Friday, October 12, 2012
Goodbye Katie, hello Ben
About two or three weeks before the bombshell dropped, an overheated dinner-table discussion (nothing unusual about that) erupted between Katie and Cass, my wife, about transgendered people and sexuality. It started with Katie talking about the film "Boys Don't Cry", which she had seen recently. Katie seemed unusually animated by the issues and engaged in a discussion about the difference between gender identity and sexual orientation.
She exclaimed that she was astounded that her mother didn't know the difference; she did, but 15-year-olds in the heat of an argument are difficult to convince at the best of times. As the argument came to a head, Cass glared across the table and demanded of Katie whether there was something she needed to tell us. There was a slight pause, then a defiant "no" and we finished the meal in glum silence.
It must have been a few days later that Katie confided in Josh, her 14-year-old brother, that she no longer wished to be a girl and intended to start the transition towards becoming a boy. Two weeks later she plucked up the courage to tell her mother.
Gender dysphoria (also known as transgenderism, gender identity disorder or gender incongruence) is the medical term for the feeling that one's biology and gender identity are mismatched. Although still classified as a mental-health problem, increasingly the professional's view is that the root causes are likely to be organic, prompted by genetic predisposition or overexposure to particular hormones in the womb or both. For the person with the condition, it feels as if they are trapped in a body of the wrong sex.
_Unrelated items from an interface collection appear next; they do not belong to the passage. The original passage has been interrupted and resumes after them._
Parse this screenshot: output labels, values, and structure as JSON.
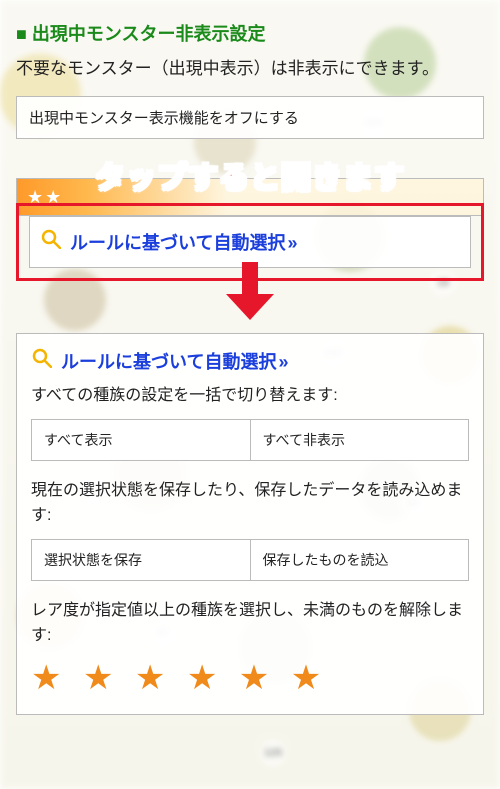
{
  "section": {
    "title": "出現中モンスター非表示設定",
    "desc": "不要なモンスター（出現中表示）は非表示にできます。",
    "toggle_label": "出現中モンスター表示機能をオフにする"
  },
  "overlay": "タップすると開きます",
  "rule_select": {
    "icon": "search-icon",
    "label": "ルールに基づいて自動選択",
    "chev": " »"
  },
  "panel": {
    "bulk_text": "すべての種族の設定を一括で切り替えます:",
    "bulk_show": "すべて表示",
    "bulk_hide": "すべて非表示",
    "save_text": "現在の選択状態を保存したり、保存したデータを読み込めます:",
    "save_btn": "選択状態を保存",
    "load_btn": "保存したものを読込",
    "rarity_text": "レア度が指定値以上の種族を選択し、未満のものを解除します:",
    "stars": [
      "★",
      "★",
      "★",
      "★",
      "★",
      "★"
    ]
  },
  "band_stars": "★★"
}
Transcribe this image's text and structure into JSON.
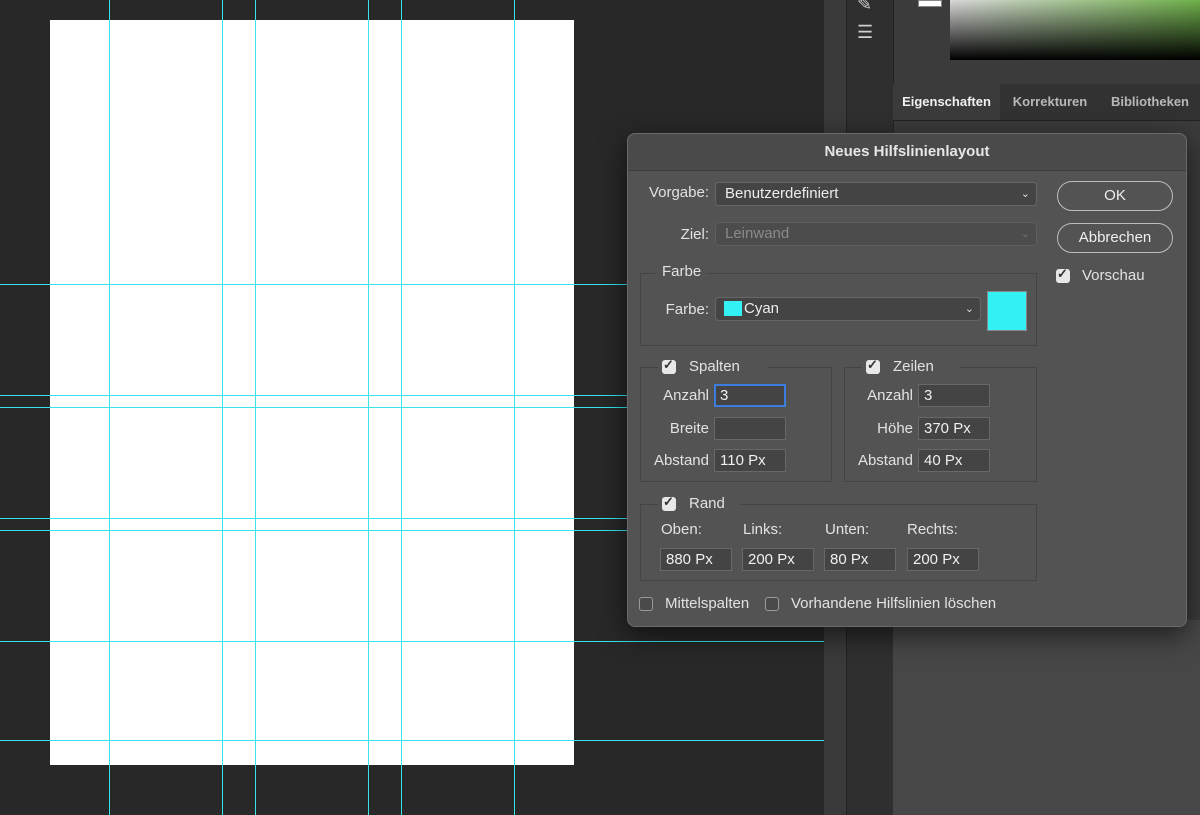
{
  "app": {
    "panel_tabs": [
      "Eigenschaften",
      "Korrekturen",
      "Bibliotheken"
    ],
    "accent_guide_color": "#33e6ee"
  },
  "dialog": {
    "title": "Neues Hilfslinienlayout",
    "preset": {
      "label": "Vorgabe:",
      "value": "Benutzerdefiniert"
    },
    "target": {
      "label": "Ziel:",
      "value": "Leinwand"
    },
    "color_group": {
      "title": "Farbe",
      "label": "Farbe:",
      "value": "Cyan",
      "color": "#33f0f5"
    },
    "columns": {
      "title": "Spalten",
      "checked": true,
      "count_label": "Anzahl",
      "count": "3",
      "width_label": "Breite",
      "width": "",
      "gutter_label": "Abstand",
      "gutter": "110 Px"
    },
    "rows": {
      "title": "Zeilen",
      "checked": true,
      "count_label": "Anzahl",
      "count": "3",
      "height_label": "Höhe",
      "height": "370 Px",
      "gutter_label": "Abstand",
      "gutter": "40 Px"
    },
    "margin": {
      "title": "Rand",
      "checked": true,
      "top_label": "Oben:",
      "top": "880 Px",
      "left_label": "Links:",
      "left": "200 Px",
      "bottom_label": "Unten:",
      "bottom": "80 Px",
      "right_label": "Rechts:",
      "right": "200 Px"
    },
    "center_columns": {
      "label": "Mittelspalten",
      "checked": false
    },
    "clear_existing": {
      "label": "Vorhandene Hilfslinien löschen",
      "checked": false
    },
    "ok_label": "OK",
    "cancel_label": "Abbrechen",
    "preview": {
      "label": "Vorschau",
      "checked": true
    }
  }
}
One can only imagine the anxiety and discomfort this can produce, and the fear that the person is, somehow, not quite right. The NHS estimates that about one in 4,000 people seeks help with gender dysphoria but suggests there may be many more who do not.
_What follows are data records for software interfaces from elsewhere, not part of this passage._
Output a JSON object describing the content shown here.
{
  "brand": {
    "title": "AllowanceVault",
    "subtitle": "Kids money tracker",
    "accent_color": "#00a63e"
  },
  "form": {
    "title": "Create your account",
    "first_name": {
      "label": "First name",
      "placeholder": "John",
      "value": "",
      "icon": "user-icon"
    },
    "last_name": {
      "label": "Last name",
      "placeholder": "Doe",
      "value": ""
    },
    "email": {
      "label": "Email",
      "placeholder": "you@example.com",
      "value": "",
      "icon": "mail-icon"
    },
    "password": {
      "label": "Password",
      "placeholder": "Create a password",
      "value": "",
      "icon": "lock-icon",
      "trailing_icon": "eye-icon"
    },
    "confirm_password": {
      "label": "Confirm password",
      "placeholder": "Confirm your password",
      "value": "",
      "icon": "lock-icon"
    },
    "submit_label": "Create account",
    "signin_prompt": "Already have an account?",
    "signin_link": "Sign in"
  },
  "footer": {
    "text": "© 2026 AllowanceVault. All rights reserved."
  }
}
On average, men are diagnosed with gender dysphoria five times more than women. Treatment may involve help to come to terms with the condition by means of dress and lifestyle, or result in hormone therapy and surgical intervention. It is often the case that pre-pubescent children who feel such dysphoria find it resolves itself before puberty. For those who enter adulthood with these feelings, the most common outcome is hormone treatment and surgery to alter their biological sex.